The problem
The reply should contain all of the data below, word for word.

(Collection entries)
*** Block opens ***

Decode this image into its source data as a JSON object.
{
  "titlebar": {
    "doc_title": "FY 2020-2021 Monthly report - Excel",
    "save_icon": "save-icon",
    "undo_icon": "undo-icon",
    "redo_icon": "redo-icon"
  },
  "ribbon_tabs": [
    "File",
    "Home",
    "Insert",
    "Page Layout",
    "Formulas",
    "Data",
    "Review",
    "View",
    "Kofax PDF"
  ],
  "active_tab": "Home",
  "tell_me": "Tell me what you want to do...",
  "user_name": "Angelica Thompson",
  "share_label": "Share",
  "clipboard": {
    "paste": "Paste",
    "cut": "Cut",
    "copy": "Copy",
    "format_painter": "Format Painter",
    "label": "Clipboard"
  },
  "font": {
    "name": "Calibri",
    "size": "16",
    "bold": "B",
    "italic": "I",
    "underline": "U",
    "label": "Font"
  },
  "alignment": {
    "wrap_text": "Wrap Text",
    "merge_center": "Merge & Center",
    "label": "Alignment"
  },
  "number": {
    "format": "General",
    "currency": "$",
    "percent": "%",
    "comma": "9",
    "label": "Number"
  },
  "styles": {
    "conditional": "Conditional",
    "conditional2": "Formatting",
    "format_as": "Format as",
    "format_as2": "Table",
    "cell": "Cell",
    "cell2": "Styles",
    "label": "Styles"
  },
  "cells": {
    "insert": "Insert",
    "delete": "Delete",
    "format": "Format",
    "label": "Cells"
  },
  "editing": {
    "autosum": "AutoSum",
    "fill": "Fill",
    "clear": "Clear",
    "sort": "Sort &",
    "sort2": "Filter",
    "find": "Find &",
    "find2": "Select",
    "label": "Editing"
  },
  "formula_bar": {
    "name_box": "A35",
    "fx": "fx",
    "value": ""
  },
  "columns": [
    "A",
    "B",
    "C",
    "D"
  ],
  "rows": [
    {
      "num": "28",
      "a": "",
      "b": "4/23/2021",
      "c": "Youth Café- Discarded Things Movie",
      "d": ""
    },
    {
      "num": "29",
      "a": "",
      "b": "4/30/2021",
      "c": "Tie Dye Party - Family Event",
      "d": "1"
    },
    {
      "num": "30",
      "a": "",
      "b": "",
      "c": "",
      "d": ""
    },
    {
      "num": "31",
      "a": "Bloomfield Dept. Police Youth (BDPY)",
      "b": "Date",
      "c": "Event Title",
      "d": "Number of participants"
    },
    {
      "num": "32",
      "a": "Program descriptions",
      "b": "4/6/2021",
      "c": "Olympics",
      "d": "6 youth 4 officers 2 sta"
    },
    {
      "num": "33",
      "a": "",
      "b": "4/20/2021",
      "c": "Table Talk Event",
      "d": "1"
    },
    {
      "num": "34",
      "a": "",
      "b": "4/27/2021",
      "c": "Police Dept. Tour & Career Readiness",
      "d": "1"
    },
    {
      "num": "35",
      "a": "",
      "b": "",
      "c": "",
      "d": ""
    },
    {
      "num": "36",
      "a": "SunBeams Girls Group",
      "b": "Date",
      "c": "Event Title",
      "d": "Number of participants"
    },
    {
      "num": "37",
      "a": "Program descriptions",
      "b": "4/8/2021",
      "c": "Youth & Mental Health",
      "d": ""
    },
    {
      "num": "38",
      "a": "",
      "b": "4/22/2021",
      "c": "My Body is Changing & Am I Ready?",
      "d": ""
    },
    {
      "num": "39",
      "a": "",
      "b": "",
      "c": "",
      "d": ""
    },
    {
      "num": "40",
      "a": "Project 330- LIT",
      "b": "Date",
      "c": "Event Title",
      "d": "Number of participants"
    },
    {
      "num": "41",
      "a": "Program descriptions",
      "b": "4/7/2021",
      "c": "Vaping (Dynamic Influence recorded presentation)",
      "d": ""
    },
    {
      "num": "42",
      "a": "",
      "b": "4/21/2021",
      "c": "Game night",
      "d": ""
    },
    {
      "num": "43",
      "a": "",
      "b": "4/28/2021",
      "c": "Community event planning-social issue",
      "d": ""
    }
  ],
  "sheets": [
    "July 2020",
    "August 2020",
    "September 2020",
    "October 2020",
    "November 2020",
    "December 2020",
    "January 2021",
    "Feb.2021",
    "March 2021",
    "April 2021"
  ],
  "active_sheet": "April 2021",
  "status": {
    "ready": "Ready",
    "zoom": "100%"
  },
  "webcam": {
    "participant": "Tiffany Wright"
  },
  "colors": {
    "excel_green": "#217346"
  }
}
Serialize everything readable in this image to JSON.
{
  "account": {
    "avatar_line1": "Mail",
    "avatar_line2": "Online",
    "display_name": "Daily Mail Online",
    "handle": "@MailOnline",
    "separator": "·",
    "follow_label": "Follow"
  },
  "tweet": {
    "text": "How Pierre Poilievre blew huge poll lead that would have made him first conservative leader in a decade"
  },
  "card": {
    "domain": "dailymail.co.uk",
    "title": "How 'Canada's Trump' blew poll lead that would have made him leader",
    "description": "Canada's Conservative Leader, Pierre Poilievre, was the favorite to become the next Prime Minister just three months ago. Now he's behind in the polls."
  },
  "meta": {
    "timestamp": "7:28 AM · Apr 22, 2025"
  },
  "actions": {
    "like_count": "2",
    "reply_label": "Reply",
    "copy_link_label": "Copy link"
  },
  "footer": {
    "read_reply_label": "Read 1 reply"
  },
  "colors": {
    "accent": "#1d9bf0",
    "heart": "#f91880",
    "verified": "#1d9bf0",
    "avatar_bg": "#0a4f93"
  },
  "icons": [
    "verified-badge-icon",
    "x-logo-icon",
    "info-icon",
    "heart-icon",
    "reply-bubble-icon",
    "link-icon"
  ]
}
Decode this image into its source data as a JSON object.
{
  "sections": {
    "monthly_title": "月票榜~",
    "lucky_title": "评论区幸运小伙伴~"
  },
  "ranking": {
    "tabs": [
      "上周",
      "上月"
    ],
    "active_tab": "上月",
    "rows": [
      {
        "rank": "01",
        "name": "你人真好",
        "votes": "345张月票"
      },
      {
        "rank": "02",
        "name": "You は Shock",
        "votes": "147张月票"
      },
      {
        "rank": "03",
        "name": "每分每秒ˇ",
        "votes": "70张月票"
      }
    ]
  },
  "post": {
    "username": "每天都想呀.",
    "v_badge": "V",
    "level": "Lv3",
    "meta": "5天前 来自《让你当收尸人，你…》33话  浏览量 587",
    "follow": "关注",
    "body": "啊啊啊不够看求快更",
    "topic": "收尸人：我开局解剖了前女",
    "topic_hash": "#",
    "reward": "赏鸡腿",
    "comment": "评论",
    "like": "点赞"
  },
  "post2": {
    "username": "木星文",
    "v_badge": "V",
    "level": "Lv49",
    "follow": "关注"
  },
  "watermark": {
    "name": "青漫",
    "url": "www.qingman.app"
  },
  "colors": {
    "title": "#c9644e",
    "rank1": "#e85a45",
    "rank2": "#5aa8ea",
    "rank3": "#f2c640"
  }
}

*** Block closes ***

Your response
Decode this image into its source data as a JSON object.
{
  "titlebar": {
    "doc_title": "FY 2020-2021 Monthly report - Excel",
    "save_icon": "save-icon",
    "undo_icon": "undo-icon",
    "redo_icon": "redo-icon"
  },
  "ribbon_tabs": [
    "File",
    "Home",
    "Insert",
    "Page Layout",
    "Formulas",
    "Data",
    "Review",
    "View",
    "Kofax PDF"
  ],
  "active_tab": "Home",
  "tell_me": "Tell me what you want to do...",
  "user_name": "Angelica Thompson",
  "share_label": "Share",
  "clipboard": {
    "paste": "Paste",
    "cut": "Cut",
    "copy": "Copy",
    "format_painter": "Format Painter",
    "label": "Clipboard"
  },
  "font": {
    "name": "Calibri",
    "size": "16",
    "bold": "B",
    "italic": "I",
    "underline": "U",
    "label": "Font"
  },
  "alignment": {
    "wrap_text": "Wrap Text",
    "merge_center": "Merge & Center",
    "label": "Alignment"
  },
  "number": {
    "format": "General",
    "currency": "$",
    "percent": "%",
    "comma": "9",
    "label": "Number"
  },
  "styles": {
    "conditional": "Conditional",
    "conditional2": "Formatting",
    "format_as": "Format as",
    "format_as2": "Table",
    "cell": "Cell",
    "cell2": "Styles",
    "label": "Styles"
  },
  "cells": {
    "insert": "Insert",
    "delete": "Delete",
    "format": "Format",
    "label": "Cells"
  },
  "editing": {
    "autosum": "AutoSum",
    "fill": "Fill",
    "clear": "Clear",
    "sort": "Sort &",
    "sort2": "Filter",
    "find": "Find &",
    "find2": "Select",
    "label": "Editing"
  },
  "formula_bar": {
    "name_box": "A35",
    "fx": "fx",
    "value": ""
  },
  "columns": [
    "A",
    "B",
    "C",
    "D"
  ],
  "rows": [
    {
      "num": "28",
      "a": "",
      "b": "4/23/2021",
      "c": "Youth Café- Discarded Things Movie",
      "d": ""
    },
    {
      "num": "29",
      "a": "",
      "b": "4/30/2021",
      "c": "Tie Dye Party - Family Event",
      "d": "1"
    },
    {
      "num": "30",
      "a": "",
      "b": "",
      "c": "",
      "d": ""
    },
    {
      "num": "31",
      "a": "Bloomfield Dept. Police Youth (BDPY)",
      "b": "Date",
      "c": "Event Title",
      "d": "Number of participants"
    },
    {
      "num": "32",
      "a": "Program descriptions",
      "b": "4/6/2021",
      "c": "Olympics",
      "d": "6 youth 4 officers 2 sta"
    },
    {
      "num": "33",
      "a": "",
      "b": "4/20/2021",
      "c": "Table Talk Event",
      "d": "1"
    },
    {
      "num": "34",
      "a": "",
      "b": "4/27/2021",
      "c": "Police Dept. Tour & Career Readiness",
      "d": "1"
    },
    {
      "num": "35",
      "a": "",
      "b": "",
      "c": "",
      "d": ""
    },
    {
      "num": "36",
      "a": "SunBeams Girls Group",
      "b": "Date",
      "c": "Event Title",
      "d": "Number of participants"
    },
    {
      "num": "37",
      "a": "Program descriptions",
      "b": "4/8/2021",
      "c": "Youth & Mental Health",
      "d": ""
    },
    {
      "num": "38",
      "a": "",
      "b": "4/22/2021",
      "c": "My Body is Changing & Am I Ready?",
      "d": ""
    },
    {
      "num": "39",
      "a": "",
      "b": "",
      "c": "",
      "d": ""
    },
    {
      "num": "40",
      "a": "Project 330- LIT",
      "b": "Date",
      "c": "Event Title",
      "d": "Number of participants"
    },
    {
      "num": "41",
      "a": "Program descriptions",
      "b": "4/7/2021",
      "c": "Vaping (Dynamic Influence recorded presentation)",
      "d": ""
    },
    {
      "num": "42",
      "a": "",
      "b": "4/21/2021",
      "c": "Game night",
      "d": ""
    },
    {
      "num": "43",
      "a": "",
      "b": "4/28/2021",
      "c": "Community event planning-social issue",
      "d": ""
    }
  ],
  "sheets": [
    "July 2020",
    "August 2020",
    "September 2020",
    "October 2020",
    "November 2020",
    "December 2020",
    "January 2021",
    "Feb.2021",
    "March 2021",
    "April 2021"
  ],
  "active_sheet": "April 2021",
  "status": {
    "ready": "Ready",
    "zoom": "100%"
  },
  "webcam": {
    "participant": "Tiffany Wright"
  },
  "colors": {
    "excel_green": "#217346"
  }
}
Serialize everything readable in this image to JSON.
{
  "account": {
    "avatar_line1": "Mail",
    "avatar_line2": "Online",
    "display_name": "Daily Mail Online",
    "handle": "@MailOnline",
    "separator": "·",
    "follow_label": "Follow"
  },
  "tweet": {
    "text": "How Pierre Poilievre blew huge poll lead that would have made him first conservative leader in a decade"
  },
  "card": {
    "domain": "dailymail.co.uk",
    "title": "How 'Canada's Trump' blew poll lead that would have made him leader",
    "description": "Canada's Conservative Leader, Pierre Poilievre, was the favorite to become the next Prime Minister just three months ago. Now he's behind in the polls."
  },
  "meta": {
    "timestamp": "7:28 AM · Apr 22, 2025"
  },
  "actions": {
    "like_count": "2",
    "reply_label": "Reply",
    "copy_link_label": "Copy link"
  },
  "footer": {
    "read_reply_label": "Read 1 reply"
  },
  "colors": {
    "accent": "#1d9bf0",
    "heart": "#f91880",
    "verified": "#1d9bf0",
    "avatar_bg": "#0a4f93"
  },
  "icons": [
    "verified-badge-icon",
    "x-logo-icon",
    "info-icon",
    "heart-icon",
    "reply-bubble-icon",
    "link-icon"
  ]
}
Decode this image into its source data as a JSON object.
{
  "sections": {
    "monthly_title": "月票榜~",
    "lucky_title": "评论区幸运小伙伴~"
  },
  "ranking": {
    "tabs": [
      "上周",
      "上月"
    ],
    "active_tab": "上月",
    "rows": [
      {
        "rank": "01",
        "name": "你人真好",
        "votes": "345张月票"
      },
      {
        "rank": "02",
        "name": "You は Shock",
        "votes": "147张月票"
      },
      {
        "rank": "03",
        "name": "每分每秒ˇ",
        "votes": "70张月票"
      }
    ]
  },
  "post": {
    "username": "每天都想呀.",
    "v_badge": "V",
    "level": "Lv3",
    "meta": "5天前 来自《让你当收尸人，你…》33话  浏览量 587",
    "follow": "关注",
    "body": "啊啊啊不够看求快更",
    "topic": "收尸人：我开局解剖了前女",
    "topic_hash": "#",
    "reward": "赏鸡腿",
    "comment": "评论",
    "like": "点赞"
  },
  "post2": {
    "username": "木星文",
    "v_badge": "V",
    "level": "Lv49",
    "follow": "关注"
  },
  "watermark": {
    "name": "青漫",
    "url": "www.qingman.app"
  },
  "colors": {
    "title": "#c9644e",
    "rank1": "#e85a45",
    "rank2": "#5aa8ea",
    "rank3": "#f2c640"
  }
}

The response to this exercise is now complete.